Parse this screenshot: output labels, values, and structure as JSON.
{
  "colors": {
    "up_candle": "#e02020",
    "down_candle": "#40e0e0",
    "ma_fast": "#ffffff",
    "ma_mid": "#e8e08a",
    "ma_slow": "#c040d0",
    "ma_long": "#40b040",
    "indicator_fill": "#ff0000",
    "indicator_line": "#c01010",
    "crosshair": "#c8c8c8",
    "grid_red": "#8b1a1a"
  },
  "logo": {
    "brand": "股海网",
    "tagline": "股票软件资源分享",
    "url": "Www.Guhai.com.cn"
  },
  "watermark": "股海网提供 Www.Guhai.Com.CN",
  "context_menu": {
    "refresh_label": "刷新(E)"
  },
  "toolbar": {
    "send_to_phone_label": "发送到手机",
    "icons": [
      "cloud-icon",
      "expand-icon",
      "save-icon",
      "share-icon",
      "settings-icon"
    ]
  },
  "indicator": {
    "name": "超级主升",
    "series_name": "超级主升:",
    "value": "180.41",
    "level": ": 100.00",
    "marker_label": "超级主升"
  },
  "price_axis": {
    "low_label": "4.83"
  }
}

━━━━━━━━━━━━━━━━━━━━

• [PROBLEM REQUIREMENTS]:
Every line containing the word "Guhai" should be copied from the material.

• [RESULT OF THE TASK]:
    "url": "Www.Guhai.com.cn"
  "watermark": "股海网提供 Www.Guhai.Com.CN",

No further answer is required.